WHAT THE EXERCISE ASKS: Are you able to quote each entry exactly as written?

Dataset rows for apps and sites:
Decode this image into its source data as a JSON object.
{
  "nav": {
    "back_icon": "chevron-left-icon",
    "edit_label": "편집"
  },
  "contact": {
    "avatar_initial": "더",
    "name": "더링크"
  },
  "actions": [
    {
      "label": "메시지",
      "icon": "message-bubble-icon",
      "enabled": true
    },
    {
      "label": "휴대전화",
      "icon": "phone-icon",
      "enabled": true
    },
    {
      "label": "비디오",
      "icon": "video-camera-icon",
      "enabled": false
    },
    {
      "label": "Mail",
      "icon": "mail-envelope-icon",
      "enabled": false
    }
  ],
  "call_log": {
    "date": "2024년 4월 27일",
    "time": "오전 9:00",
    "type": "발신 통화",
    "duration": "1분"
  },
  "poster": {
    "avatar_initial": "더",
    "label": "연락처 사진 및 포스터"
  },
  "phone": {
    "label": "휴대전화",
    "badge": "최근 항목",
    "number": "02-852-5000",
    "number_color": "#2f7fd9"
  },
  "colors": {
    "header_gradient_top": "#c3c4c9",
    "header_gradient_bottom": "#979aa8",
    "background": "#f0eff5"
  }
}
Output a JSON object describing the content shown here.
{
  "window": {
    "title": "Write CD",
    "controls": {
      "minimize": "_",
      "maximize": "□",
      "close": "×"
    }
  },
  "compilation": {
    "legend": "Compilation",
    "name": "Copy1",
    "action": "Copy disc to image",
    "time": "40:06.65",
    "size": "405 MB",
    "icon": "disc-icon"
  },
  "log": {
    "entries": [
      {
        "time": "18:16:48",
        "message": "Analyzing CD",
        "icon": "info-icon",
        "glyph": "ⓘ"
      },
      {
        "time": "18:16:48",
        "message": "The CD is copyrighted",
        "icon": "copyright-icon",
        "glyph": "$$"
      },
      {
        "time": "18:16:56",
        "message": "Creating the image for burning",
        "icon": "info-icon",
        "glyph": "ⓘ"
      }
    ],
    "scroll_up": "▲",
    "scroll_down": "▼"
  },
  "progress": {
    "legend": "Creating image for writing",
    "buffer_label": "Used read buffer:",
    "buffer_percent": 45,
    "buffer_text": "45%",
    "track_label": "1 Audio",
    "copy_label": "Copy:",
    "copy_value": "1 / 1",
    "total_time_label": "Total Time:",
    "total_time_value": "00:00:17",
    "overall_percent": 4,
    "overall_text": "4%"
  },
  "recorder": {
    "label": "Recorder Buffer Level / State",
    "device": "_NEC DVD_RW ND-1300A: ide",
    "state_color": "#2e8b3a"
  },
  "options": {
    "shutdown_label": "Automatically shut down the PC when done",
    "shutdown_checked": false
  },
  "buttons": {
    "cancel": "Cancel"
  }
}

SOLUTION BELOW:
Decode this image into its source data as a JSON object.
{
  "nav": {
    "back_icon": "chevron-left-icon",
    "edit_label": "편집"
  },
  "contact": {
    "avatar_initial": "더",
    "name": "더링크"
  },
  "actions": [
    {
      "label": "메시지",
      "icon": "message-bubble-icon",
      "enabled": true
    },
    {
      "label": "휴대전화",
      "icon": "phone-icon",
      "enabled": true
    },
    {
      "label": "비디오",
      "icon": "video-camera-icon",
      "enabled": false
    },
    {
      "label": "Mail",
      "icon": "mail-envelope-icon",
      "enabled": false
    }
  ],
  "call_log": {
    "date": "2024년 4월 27일",
    "time": "오전 9:00",
    "type": "발신 통화",
    "duration": "1분"
  },
  "poster": {
    "avatar_initial": "더",
    "label": "연락처 사진 및 포스터"
  },
  "phone": {
    "label": "휴대전화",
    "badge": "최근 항목",
    "number": "02-852-5000",
    "number_color": "#2f7fd9"
  },
  "colors": {
    "header_gradient_top": "#c3c4c9",
    "header_gradient_bottom": "#979aa8",
    "background": "#f0eff5"
  }
}
Output a JSON object describing the content shown here.
{
  "window": {
    "title": "Write CD",
    "controls": {
      "minimize": "_",
      "maximize": "□",
      "close": "×"
    }
  },
  "compilation": {
    "legend": "Compilation",
    "name": "Copy1",
    "action": "Copy disc to image",
    "time": "40:06.65",
    "size": "405 MB",
    "icon": "disc-icon"
  },
  "log": {
    "entries": [
      {
        "time": "18:16:48",
        "message": "Analyzing CD",
        "icon": "info-icon",
        "glyph": "ⓘ"
      },
      {
        "time": "18:16:48",
        "message": "The CD is copyrighted",
        "icon": "copyright-icon",
        "glyph": "$$"
      },
      {
        "time": "18:16:56",
        "message": "Creating the image for burning",
        "icon": "info-icon",
        "glyph": "ⓘ"
      }
    ],
    "scroll_up": "▲",
    "scroll_down": "▼"
  },
  "progress": {
    "legend": "Creating image for writing",
    "buffer_label": "Used read buffer:",
    "buffer_percent": 45,
    "buffer_text": "45%",
    "track_label": "1 Audio",
    "copy_label": "Copy:",
    "copy_value": "1 / 1",
    "total_time_label": "Total Time:",
    "total_time_value": "00:00:17",
    "overall_percent": 4,
    "overall_text": "4%"
  },
  "recorder": {
    "label": "Recorder Buffer Level / State",
    "device": "_NEC DVD_RW ND-1300A: ide",
    "state_color": "#2e8b3a"
  },
  "options": {
    "shutdown_label": "Automatically shut down the PC when done",
    "shutdown_checked": false
  },
  "buttons": {
    "cancel": "Cancel"
  }
}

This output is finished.